Try it -> Would you quote every entry exactly, dropping only the pictures?
━━━━━ Materials provided ━━━━━
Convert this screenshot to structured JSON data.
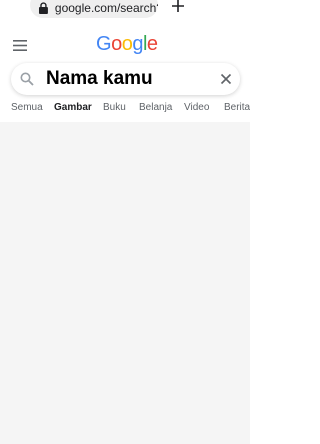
{
  "browser": {
    "url": "google.com/search?q",
    "lock_icon": "lock-icon",
    "new_tab_icon": "plus-icon"
  },
  "header": {
    "menu_icon": "hamburger-menu-icon",
    "logo_letters": [
      {
        "char": "G",
        "color": "#4285F4"
      },
      {
        "char": "o",
        "color": "#EA4335"
      },
      {
        "char": "o",
        "color": "#FBBC05"
      },
      {
        "char": "g",
        "color": "#4285F4"
      },
      {
        "char": "l",
        "color": "#34A853"
      },
      {
        "char": "e",
        "color": "#EA4335"
      }
    ]
  },
  "search": {
    "value": "Nama kamu",
    "search_icon": "search-icon",
    "clear_icon": "close-icon"
  },
  "tabs": {
    "items": [
      {
        "label": "Semua"
      },
      {
        "label": "Gambar"
      },
      {
        "label": "Buku"
      },
      {
        "label": "Belanja"
      },
      {
        "label": "Video"
      },
      {
        "label": "Berita"
      }
    ],
    "active": "Gambar"
  }
}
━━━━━
Reply ->
Convert this screenshot to structured JSON data.
{
  "browser": {
    "url": "google.com/search?q",
    "lock_icon": "lock-icon",
    "new_tab_icon": "plus-icon"
  },
  "header": {
    "menu_icon": "hamburger-menu-icon",
    "logo_letters": [
      {
        "char": "G",
        "color": "#4285F4"
      },
      {
        "char": "o",
        "color": "#EA4335"
      },
      {
        "char": "o",
        "color": "#FBBC05"
      },
      {
        "char": "g",
        "color": "#4285F4"
      },
      {
        "char": "l",
        "color": "#34A853"
      },
      {
        "char": "e",
        "color": "#EA4335"
      }
    ]
  },
  "search": {
    "value": "Nama kamu",
    "search_icon": "search-icon",
    "clear_icon": "close-icon"
  },
  "tabs": {
    "items": [
      {
        "label": "Semua"
      },
      {
        "label": "Gambar"
      },
      {
        "label": "Buku"
      },
      {
        "label": "Belanja"
      },
      {
        "label": "Video"
      },
      {
        "label": "Berita"
      }
    ],
    "active": "Gambar"
  }
}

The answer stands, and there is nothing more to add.